Will Wall Street Ever Face Justice? – NYTimes.com
Four years after the disintegration of the financial system, Americans have, rightfully, a gnawing feeling that justice has not been served. Claims of financial fraud against companies like Citigroup and Bank of America have been settled for pennies on the dollar, with no admission of wrongdoing. Executives who ran companies that made, packaged and sold trillions of dollars in toxic mortgages and mortgage-backed securities remain largely unscathed.
Meager resources have been applied to investigate the financial assault on our country, which wiped away trillions of dollars in household wealth and has resulted in 24 million people jobless or underemployed. The Financial Crisis Inquiry Commission, which Congress created to examine the full scope of the crisis, was given a budget of $9.8 million — roughly one-seventh of the budget of Oliver Stone’s “Wall Street: Money Never Sleeps.” The Senate Permanent Subcommittee on Investigations did its work on the financial crisis with only a dozen or so Congressional staff members.
Phil Angelides, the author of the above column, shares an identical opinion to mine. Justice has not been served.
I wrote extensively about the mortgage crisis back when business writers considered it a matter of a few small mistakes in the paperwork that weren’t worth getting upset over. I watched day by day as we learned about robo-signing, error laden foreclosures sometimes on homes that the client owned outright, and the use of a federal government program called HAMP to push people out of their homes and force them to pay outrageous penalties. The federal government did not even keep records of what HAMP was doing for the first six months and the fact that it was run by a twenty year bank veteran did not surprise. There wasn’t any fox in the hen-house, there was a rabid lion operating with permission to prey at will.

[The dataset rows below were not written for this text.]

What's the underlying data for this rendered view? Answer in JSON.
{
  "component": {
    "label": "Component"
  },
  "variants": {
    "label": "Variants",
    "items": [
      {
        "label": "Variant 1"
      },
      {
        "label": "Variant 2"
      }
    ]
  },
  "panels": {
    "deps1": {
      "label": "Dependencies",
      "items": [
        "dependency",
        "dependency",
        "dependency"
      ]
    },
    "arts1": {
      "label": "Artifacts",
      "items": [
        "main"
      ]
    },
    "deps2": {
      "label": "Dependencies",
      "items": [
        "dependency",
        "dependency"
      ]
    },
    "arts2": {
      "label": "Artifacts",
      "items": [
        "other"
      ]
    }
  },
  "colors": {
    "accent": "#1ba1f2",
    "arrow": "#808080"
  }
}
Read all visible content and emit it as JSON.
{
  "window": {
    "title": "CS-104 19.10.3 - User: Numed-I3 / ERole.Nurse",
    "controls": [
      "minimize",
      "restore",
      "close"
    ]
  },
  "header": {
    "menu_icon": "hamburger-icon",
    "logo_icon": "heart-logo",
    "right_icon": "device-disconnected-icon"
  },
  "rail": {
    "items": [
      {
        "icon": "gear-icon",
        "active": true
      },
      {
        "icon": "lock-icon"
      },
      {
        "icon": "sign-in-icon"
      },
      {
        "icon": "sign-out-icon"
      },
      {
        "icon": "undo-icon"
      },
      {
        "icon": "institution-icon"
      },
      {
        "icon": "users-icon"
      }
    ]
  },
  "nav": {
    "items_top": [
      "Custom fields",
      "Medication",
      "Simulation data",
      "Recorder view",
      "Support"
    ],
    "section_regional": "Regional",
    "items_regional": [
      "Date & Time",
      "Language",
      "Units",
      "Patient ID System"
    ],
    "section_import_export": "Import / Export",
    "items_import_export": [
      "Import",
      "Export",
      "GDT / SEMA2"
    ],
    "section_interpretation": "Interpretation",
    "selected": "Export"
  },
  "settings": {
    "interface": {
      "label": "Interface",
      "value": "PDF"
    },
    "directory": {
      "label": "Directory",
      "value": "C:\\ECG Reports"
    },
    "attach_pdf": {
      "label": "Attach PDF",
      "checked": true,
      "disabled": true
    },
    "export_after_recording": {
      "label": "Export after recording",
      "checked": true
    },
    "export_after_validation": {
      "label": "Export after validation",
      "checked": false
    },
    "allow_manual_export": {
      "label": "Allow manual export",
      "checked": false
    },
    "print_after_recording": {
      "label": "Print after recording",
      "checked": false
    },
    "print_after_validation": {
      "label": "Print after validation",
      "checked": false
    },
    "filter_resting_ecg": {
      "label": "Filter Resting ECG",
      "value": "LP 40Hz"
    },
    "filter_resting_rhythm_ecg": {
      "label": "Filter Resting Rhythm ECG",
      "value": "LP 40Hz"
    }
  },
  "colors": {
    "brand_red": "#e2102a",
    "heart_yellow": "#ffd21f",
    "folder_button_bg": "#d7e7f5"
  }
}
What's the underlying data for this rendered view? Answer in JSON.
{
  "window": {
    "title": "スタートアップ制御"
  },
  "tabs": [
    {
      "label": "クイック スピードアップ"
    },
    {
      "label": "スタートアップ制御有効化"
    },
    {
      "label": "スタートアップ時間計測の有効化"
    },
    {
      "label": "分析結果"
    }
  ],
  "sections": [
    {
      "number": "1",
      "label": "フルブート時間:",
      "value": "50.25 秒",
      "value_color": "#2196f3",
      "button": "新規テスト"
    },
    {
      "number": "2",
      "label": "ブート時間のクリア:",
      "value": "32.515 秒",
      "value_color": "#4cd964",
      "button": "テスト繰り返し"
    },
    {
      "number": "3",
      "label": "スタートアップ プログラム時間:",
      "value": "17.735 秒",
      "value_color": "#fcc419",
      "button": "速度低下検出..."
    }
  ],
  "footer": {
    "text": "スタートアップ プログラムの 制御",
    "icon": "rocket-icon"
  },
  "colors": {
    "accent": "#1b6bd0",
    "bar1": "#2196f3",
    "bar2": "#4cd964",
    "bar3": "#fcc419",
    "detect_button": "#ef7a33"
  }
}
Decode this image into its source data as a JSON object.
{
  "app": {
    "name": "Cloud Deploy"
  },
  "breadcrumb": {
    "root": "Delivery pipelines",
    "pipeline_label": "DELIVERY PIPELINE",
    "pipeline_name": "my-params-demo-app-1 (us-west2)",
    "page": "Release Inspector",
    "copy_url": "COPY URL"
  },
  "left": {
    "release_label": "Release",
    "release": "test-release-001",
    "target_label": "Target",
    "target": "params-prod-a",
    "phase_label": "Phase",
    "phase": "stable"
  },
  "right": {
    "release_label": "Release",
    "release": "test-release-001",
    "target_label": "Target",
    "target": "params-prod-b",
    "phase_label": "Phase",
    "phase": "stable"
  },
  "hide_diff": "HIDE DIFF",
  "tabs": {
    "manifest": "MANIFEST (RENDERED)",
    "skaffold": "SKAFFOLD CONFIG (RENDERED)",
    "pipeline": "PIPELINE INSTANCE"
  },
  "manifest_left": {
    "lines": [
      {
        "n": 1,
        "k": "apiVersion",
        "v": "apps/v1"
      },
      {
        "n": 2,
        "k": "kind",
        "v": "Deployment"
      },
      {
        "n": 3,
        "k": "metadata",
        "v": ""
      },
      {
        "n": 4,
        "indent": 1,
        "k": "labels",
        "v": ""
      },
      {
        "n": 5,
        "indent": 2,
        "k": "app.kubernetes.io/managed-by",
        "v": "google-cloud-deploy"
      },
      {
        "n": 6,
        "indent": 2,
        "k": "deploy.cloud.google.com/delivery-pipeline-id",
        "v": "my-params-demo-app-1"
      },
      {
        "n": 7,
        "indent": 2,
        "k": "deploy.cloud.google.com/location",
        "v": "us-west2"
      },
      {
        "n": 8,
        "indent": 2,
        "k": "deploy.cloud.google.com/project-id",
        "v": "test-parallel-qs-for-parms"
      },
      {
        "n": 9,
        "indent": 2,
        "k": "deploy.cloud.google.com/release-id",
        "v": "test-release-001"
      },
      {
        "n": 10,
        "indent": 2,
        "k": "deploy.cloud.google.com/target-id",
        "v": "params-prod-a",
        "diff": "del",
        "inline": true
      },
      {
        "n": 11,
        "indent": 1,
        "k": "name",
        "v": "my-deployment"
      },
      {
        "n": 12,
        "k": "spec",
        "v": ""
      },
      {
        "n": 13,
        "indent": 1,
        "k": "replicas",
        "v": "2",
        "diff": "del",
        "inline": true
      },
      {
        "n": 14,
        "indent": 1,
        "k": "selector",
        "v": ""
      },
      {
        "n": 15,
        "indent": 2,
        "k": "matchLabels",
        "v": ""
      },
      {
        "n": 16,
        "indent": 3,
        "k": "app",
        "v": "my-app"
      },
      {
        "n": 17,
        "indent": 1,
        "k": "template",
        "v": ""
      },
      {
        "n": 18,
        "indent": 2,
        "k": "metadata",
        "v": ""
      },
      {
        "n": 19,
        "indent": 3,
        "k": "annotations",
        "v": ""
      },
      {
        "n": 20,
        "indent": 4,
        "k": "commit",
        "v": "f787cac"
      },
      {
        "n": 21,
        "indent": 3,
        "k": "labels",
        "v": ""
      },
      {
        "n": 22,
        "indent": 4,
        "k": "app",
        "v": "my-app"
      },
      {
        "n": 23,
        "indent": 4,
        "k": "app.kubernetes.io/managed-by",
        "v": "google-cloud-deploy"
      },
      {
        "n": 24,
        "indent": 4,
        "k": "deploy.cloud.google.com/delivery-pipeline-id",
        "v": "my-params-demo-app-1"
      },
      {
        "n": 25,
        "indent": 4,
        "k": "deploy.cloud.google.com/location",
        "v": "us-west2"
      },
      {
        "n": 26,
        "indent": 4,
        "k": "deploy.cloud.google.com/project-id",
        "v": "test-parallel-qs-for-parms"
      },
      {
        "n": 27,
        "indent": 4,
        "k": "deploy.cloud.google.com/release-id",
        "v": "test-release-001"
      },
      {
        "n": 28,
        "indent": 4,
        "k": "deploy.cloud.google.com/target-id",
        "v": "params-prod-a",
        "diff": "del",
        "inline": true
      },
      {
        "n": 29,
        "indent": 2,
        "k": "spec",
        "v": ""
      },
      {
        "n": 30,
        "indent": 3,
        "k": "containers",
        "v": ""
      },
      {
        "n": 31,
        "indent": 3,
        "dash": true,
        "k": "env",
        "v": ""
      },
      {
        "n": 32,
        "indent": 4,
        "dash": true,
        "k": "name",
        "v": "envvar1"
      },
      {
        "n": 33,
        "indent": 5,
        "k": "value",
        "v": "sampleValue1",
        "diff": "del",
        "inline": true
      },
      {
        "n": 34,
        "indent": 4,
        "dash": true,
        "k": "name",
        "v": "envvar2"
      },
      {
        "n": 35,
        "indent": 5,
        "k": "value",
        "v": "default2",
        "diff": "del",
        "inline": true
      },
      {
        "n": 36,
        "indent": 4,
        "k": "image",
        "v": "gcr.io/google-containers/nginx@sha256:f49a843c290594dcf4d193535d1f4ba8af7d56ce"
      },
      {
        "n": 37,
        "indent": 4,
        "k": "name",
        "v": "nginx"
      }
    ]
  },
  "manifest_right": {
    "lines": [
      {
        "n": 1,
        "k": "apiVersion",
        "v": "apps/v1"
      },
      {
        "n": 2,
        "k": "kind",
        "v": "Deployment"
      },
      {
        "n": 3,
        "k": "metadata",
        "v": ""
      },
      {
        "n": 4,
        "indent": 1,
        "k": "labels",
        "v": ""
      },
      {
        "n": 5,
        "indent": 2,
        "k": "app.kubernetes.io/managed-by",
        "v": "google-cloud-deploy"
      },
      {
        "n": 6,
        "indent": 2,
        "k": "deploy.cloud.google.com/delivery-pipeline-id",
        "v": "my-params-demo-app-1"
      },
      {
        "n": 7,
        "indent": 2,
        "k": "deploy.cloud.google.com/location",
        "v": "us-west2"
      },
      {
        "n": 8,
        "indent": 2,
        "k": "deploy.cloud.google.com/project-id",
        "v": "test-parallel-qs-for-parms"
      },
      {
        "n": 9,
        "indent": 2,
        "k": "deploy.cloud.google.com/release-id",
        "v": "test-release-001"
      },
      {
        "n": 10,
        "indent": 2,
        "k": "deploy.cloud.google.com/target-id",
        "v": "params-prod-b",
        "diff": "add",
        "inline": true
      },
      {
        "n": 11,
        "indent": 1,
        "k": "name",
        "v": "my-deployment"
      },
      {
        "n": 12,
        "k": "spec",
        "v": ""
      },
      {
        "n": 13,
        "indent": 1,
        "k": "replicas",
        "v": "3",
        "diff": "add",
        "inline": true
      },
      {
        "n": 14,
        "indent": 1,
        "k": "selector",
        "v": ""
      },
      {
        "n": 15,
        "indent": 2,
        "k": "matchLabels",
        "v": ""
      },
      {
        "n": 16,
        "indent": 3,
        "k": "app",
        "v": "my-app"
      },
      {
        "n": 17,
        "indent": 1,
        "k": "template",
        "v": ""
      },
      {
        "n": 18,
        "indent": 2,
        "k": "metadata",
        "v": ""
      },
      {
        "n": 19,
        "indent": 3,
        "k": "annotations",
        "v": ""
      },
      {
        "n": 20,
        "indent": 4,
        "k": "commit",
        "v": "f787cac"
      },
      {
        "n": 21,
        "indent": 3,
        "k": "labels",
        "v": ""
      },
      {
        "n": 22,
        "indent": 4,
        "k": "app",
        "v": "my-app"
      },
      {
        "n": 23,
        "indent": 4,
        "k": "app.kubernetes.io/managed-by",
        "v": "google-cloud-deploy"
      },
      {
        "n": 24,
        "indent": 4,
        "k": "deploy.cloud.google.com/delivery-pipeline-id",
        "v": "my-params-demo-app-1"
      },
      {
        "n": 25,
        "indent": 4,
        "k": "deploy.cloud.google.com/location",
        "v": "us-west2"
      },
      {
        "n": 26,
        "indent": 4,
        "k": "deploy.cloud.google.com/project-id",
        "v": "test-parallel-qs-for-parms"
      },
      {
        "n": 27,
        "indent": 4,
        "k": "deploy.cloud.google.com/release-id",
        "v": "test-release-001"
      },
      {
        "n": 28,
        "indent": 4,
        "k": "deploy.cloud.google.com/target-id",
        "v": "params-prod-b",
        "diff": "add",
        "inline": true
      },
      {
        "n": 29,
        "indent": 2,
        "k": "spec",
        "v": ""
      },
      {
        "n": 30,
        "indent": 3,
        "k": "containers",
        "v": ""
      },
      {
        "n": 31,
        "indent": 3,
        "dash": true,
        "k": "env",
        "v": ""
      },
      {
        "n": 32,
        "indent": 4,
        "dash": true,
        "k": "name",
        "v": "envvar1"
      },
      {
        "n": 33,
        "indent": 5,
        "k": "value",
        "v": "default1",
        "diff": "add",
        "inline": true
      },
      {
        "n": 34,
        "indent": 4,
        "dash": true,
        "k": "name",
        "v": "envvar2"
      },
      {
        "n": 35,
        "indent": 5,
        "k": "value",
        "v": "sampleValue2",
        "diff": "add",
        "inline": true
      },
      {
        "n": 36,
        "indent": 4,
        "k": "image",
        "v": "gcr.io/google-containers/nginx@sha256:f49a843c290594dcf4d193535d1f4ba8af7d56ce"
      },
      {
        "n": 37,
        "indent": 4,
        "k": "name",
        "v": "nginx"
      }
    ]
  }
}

Millions of Americans suffered. Barely treading water, troubled by lost jobs, debts and predatory banks, the hard-working people of America were thrown an anvil by a federal government laden with former bankers in every conceivable position. It’s a sad story and reflects badly on the President of the United States who promised us better.
I was not surprised when the claims of homeowners and criminal prosecution of these mortgages companies were settled for a pittance. It would have been one of the saddest days of my life if in the months leading up to the settlement I had not experienced over and over again a federal government immune to the calls of justice and accountability. The settlement was just another nail in the coffin of fairness, a level playing field of law for the middle class and those who would prey upon them.
It remains to be seen whether or not a White House now deserted by its Wall Street Financial Backers will pursue a tougher attitude toward enforcement of the law.
Phil Angelides talk about the real cause of the financial shortcomings in state budgets